* _YOUR TASK_
How many lines in the data below include the word "Output"? Respond with the number, nothing more.

Records from a data collection:
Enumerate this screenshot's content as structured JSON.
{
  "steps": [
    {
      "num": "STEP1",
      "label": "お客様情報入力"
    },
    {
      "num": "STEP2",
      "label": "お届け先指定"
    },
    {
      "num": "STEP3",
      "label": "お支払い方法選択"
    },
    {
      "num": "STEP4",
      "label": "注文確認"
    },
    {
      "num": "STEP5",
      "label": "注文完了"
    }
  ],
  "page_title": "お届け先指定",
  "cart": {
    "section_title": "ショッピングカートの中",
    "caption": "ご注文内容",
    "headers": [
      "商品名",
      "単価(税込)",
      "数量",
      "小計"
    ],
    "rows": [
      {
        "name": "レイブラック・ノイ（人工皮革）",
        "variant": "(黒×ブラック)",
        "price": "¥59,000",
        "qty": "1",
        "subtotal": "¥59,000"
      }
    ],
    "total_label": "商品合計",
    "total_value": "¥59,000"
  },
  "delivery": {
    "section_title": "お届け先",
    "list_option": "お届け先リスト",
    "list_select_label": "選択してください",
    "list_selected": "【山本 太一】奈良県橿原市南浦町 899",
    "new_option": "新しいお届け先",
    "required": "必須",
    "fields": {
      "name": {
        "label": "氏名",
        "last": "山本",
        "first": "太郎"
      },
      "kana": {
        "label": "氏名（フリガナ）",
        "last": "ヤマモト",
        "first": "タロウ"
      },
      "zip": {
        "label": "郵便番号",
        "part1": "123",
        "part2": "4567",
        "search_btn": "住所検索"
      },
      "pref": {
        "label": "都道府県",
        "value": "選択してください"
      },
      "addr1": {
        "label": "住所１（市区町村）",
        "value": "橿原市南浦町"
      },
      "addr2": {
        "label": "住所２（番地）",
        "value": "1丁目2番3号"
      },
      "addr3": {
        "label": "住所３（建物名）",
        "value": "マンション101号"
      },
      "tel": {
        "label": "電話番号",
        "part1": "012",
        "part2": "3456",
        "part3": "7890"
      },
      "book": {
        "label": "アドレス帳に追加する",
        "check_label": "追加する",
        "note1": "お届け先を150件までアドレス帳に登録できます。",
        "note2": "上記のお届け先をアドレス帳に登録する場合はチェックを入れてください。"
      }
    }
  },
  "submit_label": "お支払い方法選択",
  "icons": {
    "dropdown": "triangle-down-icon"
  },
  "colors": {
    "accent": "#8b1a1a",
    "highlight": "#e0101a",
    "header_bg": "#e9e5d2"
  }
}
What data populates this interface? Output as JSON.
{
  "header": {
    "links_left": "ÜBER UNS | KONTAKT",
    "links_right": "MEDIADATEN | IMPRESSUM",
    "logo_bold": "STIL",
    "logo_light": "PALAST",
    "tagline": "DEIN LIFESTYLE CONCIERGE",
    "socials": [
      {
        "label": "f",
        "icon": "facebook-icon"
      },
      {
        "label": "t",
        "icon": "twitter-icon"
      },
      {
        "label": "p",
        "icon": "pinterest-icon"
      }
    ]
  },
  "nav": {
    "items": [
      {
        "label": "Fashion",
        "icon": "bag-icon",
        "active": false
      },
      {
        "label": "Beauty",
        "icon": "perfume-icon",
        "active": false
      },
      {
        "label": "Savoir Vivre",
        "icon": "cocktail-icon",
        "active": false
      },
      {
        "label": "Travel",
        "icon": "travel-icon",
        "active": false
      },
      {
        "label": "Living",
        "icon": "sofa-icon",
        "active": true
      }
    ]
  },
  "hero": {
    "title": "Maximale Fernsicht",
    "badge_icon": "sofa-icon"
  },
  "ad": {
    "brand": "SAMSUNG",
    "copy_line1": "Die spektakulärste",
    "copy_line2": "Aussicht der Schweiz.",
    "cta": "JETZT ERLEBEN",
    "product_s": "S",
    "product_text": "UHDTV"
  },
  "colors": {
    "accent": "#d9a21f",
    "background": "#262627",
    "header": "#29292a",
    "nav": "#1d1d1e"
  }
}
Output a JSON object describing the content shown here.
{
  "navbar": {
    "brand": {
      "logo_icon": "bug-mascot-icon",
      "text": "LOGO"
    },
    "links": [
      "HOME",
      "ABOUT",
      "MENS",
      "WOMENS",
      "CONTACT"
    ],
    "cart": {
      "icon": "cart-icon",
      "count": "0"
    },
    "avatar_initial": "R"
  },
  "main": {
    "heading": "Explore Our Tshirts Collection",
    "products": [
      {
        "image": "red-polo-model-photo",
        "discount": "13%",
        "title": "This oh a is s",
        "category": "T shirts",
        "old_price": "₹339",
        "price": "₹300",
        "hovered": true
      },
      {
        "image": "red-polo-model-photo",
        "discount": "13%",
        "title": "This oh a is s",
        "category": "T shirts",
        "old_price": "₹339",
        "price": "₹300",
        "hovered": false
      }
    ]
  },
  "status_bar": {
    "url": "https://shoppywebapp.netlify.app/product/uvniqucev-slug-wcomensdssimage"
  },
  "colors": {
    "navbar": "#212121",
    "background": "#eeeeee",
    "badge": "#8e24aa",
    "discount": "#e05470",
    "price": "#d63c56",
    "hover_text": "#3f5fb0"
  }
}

* _EXERCISE SOLUTION_
2